TASK REQUIREMENTS: Pictures should not appear in the copy; the records themselves must be written out exactly.

[Start of section]

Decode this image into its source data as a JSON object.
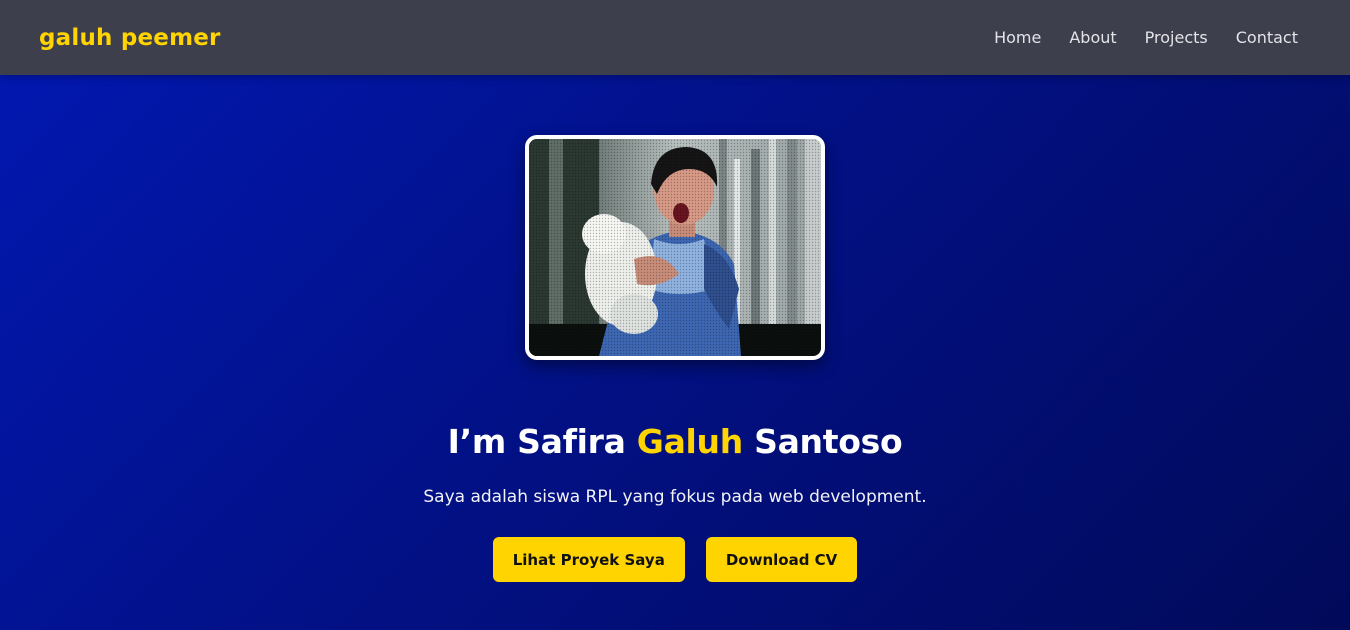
{
  "navbar": {
    "brand": "galuh peemer",
    "links": [
      {
        "label": "Home"
      },
      {
        "label": "About"
      },
      {
        "label": "Projects"
      },
      {
        "label": "Contact"
      }
    ]
  },
  "hero": {
    "title_prefix": "I’m Safira ",
    "title_highlight": "Galuh",
    "title_suffix": " Santoso",
    "subtitle": "Saya adalah siswa RPL yang fokus pada web development.",
    "buttons": [
      {
        "label": "Lihat Proyek Saya"
      },
      {
        "label": "Download CV"
      }
    ]
  },
  "colors": {
    "accent": "#ffd400",
    "navbar_bg": "#3d3f4d",
    "hero_gradient_start": "#0218b3",
    "hero_gradient_end": "#010a59"
  }
}
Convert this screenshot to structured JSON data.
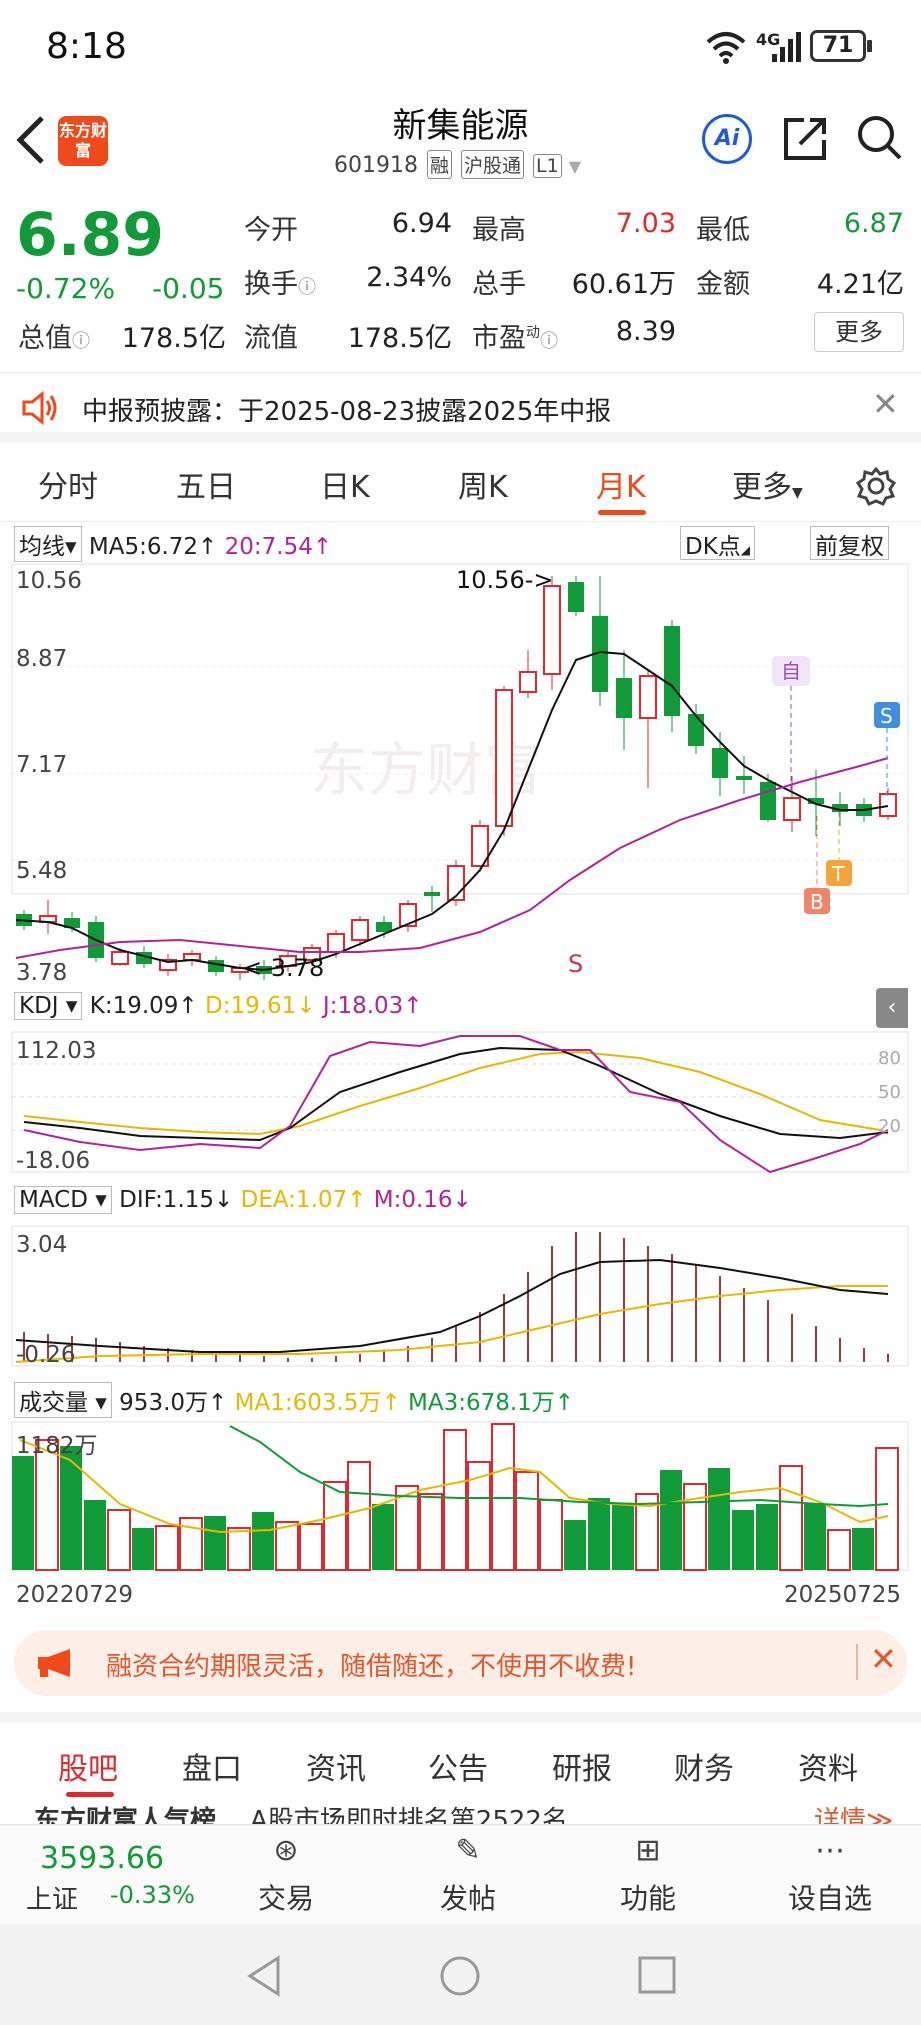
{
  "status": {
    "time": "8:18",
    "network": "4G",
    "battery": "71"
  },
  "header": {
    "logo_text": "东方财富",
    "title": "新集能源",
    "code": "601918",
    "tags": [
      "融",
      "沪股通",
      "L1"
    ],
    "ai_label": "Ai"
  },
  "quote": {
    "price": "6.89",
    "change_pct": "-0.72%",
    "change": "-0.05",
    "items": [
      {
        "label": "今开",
        "value": "6.94",
        "color": "normal"
      },
      {
        "label": "最高",
        "value": "7.03",
        "color": "red"
      },
      {
        "label": "最低",
        "value": "6.87",
        "color": "green"
      },
      {
        "label": "换手",
        "value": "2.34%",
        "color": "normal"
      },
      {
        "label": "总手",
        "value": "60.61万",
        "color": "normal"
      },
      {
        "label": "金额",
        "value": "4.21亿",
        "color": "normal"
      },
      {
        "label": "总值",
        "value": "178.5亿",
        "color": "normal"
      },
      {
        "label": "流值",
        "value": "178.5亿",
        "color": "normal"
      },
      {
        "label": "市盈",
        "value": "8.39",
        "color": "normal"
      }
    ],
    "pe_sup": "动",
    "more_label": "更多"
  },
  "notice": {
    "text": "中报预披露：于2025-08-23披露2025年中报"
  },
  "tabs": [
    "分时",
    "五日",
    "日K",
    "周K",
    "月K",
    "更多"
  ],
  "active_tab": "月K",
  "kline": {
    "ma_dropdown": "均线",
    "ma5": "MA5:6.72↑",
    "ma20": "20:7.54↑",
    "dk_label": "DK点",
    "fq_label": "前复权",
    "y_labels": [
      "10.56",
      "8.87",
      "7.17",
      "5.48",
      "3.78"
    ],
    "high_marker": "10.56->",
    "low_marker": "<-3.78",
    "watermark": "东方财富",
    "markers": {
      "zi": "自",
      "s": "S",
      "b": "B",
      "t": "T",
      "s_bottom": "S"
    }
  },
  "kdj": {
    "dropdown": "KDJ",
    "k": "K:19.09↑",
    "d": "D:19.61↓",
    "j": "J:18.03↑",
    "y_top": "112.03",
    "y_bottom": "-18.06",
    "levels": [
      "80",
      "50",
      "20"
    ]
  },
  "macd": {
    "dropdown": "MACD",
    "dif": "DIF:1.15↓",
    "dea": "DEA:1.07↑",
    "m": "M:0.16↓",
    "y_top": "3.04",
    "y_bottom": "-0.26"
  },
  "volume": {
    "dropdown": "成交量",
    "vol": "953.0万↑",
    "ma1": "MA1:603.5万↑",
    "ma3": "MA3:678.1万↑",
    "y_top": "1182万",
    "date_start": "20220729",
    "date_end": "20250725"
  },
  "promo": {
    "text": "融资合约期限灵活，随借随还，不使用不收费!"
  },
  "bottom_tabs": [
    "股吧",
    "盘口",
    "资讯",
    "公告",
    "研报",
    "财务",
    "资料"
  ],
  "active_bottom_tab": "股吧",
  "ticker": {
    "left": "东方财富人气榜",
    "mid": "A股市场即时排名第2522名",
    "right": "详情"
  },
  "bottom_bar": {
    "index_value": "3593.66",
    "index_name": "上证",
    "index_change": "-0.33%",
    "items": [
      "交易",
      "发帖",
      "功能",
      "设自选"
    ]
  },
  "colors": {
    "accent": "#f04a1a",
    "up": "#e0282e",
    "down": "#109b38",
    "ma_yellow": "#e6b800",
    "ma_purple": "#b0249a"
  }
}
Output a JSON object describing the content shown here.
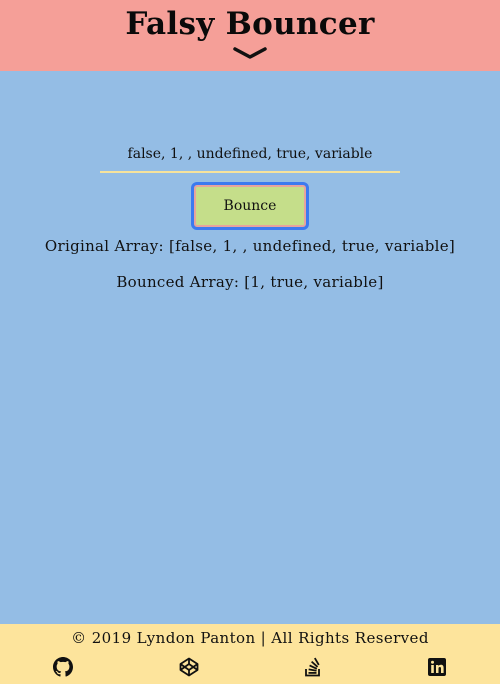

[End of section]

RESPONSE AREA:
Decode this image into its source data as a JSON object.
{
  "navbar": {
    "brand": "galuh peemer",
    "links": [
      {
        "label": "Home"
      },
      {
        "label": "About"
      },
      {
        "label": "Projects"
      },
      {
        "label": "Contact"
      }
    ]
  },
  "hero": {
    "title_prefix": "I’m Safira ",
    "title_highlight": "Galuh",
    "title_suffix": " Santoso",
    "subtitle": "Saya adalah siswa RPL yang fokus pada web development.",
    "buttons": [
      {
        "label": "Lihat Proyek Saya"
      },
      {
        "label": "Download CV"
      }
    ]
  },
  "colors": {
    "accent": "#ffd400",
    "navbar_bg": "#3d3f4d",
    "hero_gradient_start": "#0218b3",
    "hero_gradient_end": "#010a59"
  }
}
Convert this screenshot to structured JSON data.
{
  "status": {
    "time": "8:18",
    "network": "4G",
    "battery": "71"
  },
  "header": {
    "logo_text": "东方财富",
    "title": "新集能源",
    "code": "601918",
    "tags": [
      "融",
      "沪股通",
      "L1"
    ],
    "ai_label": "Ai"
  },
  "quote": {
    "price": "6.89",
    "change_pct": "-0.72%",
    "change": "-0.05",
    "items": [
      {
        "label": "今开",
        "value": "6.94",
        "color": "normal"
      },
      {
        "label": "最高",
        "value": "7.03",
        "color": "red"
      },
      {
        "label": "最低",
        "value": "6.87",
        "color": "green"
      },
      {
        "label": "换手",
        "value": "2.34%",
        "color": "normal"
      },
      {
        "label": "总手",
        "value": "60.61万",
        "color": "normal"
      },
      {
        "label": "金额",
        "value": "4.21亿",
        "color": "normal"
      },
      {
        "label": "总值",
        "value": "178.5亿",
        "color": "normal"
      },
      {
        "label": "流值",
        "value": "178.5亿",
        "color": "normal"
      },
      {
        "label": "市盈",
        "value": "8.39",
        "color": "normal"
      }
    ],
    "pe_sup": "动",
    "more_label": "更多"
  },
  "notice": {
    "text": "中报预披露：于2025-08-23披露2025年中报"
  },
  "tabs": [
    "分时",
    "五日",
    "日K",
    "周K",
    "月K",
    "更多"
  ],
  "active_tab": "月K",
  "kline": {
    "ma_dropdown": "均线",
    "ma5": "MA5:6.72↑",
    "ma20": "20:7.54↑",
    "dk_label": "DK点",
    "fq_label": "前复权",
    "y_labels": [
      "10.56",
      "8.87",
      "7.17",
      "5.48",
      "3.78"
    ],
    "high_marker": "10.56->",
    "low_marker": "<-3.78",
    "watermark": "东方财富",
    "markers": {
      "zi": "自",
      "s": "S",
      "b": "B",
      "t": "T",
      "s_bottom": "S"
    }
  },
  "kdj": {
    "dropdown": "KDJ",
    "k": "K:19.09↑",
    "d": "D:19.61↓",
    "j": "J:18.03↑",
    "y_top": "112.03",
    "y_bottom": "-18.06",
    "levels": [
      "80",
      "50",
      "20"
    ]
  },
  "macd": {
    "dropdown": "MACD",
    "dif": "DIF:1.15↓",
    "dea": "DEA:1.07↑",
    "m": "M:0.16↓",
    "y_top": "3.04",
    "y_bottom": "-0.26"
  },
  "volume": {
    "dropdown": "成交量",
    "vol": "953.0万↑",
    "ma1": "MA1:603.5万↑",
    "ma3": "MA3:678.1万↑",
    "y_top": "1182万",
    "date_start": "20220729",
    "date_end": "20250725"
  },
  "promo": {
    "text": "融资合约期限灵活，随借随还，不使用不收费!"
  },
  "bottom_tabs": [
    "股吧",
    "盘口",
    "资讯",
    "公告",
    "研报",
    "财务",
    "资料"
  ],
  "active_bottom_tab": "股吧",
  "ticker": {
    "left": "东方财富人气榜",
    "mid": "A股市场即时排名第2522名",
    "right": "详情"
  },
  "bottom_bar": {
    "index_value": "3593.66",
    "index_name": "上证",
    "index_change": "-0.33%",
    "items": [
      "交易",
      "发帖",
      "功能",
      "设自选"
    ]
  },
  "colors": {
    "accent": "#f04a1a",
    "up": "#e0282e",
    "down": "#109b38",
    "ma_yellow": "#e6b800",
    "ma_purple": "#b0249a"
  }
}
Output a JSON object describing the content shown here.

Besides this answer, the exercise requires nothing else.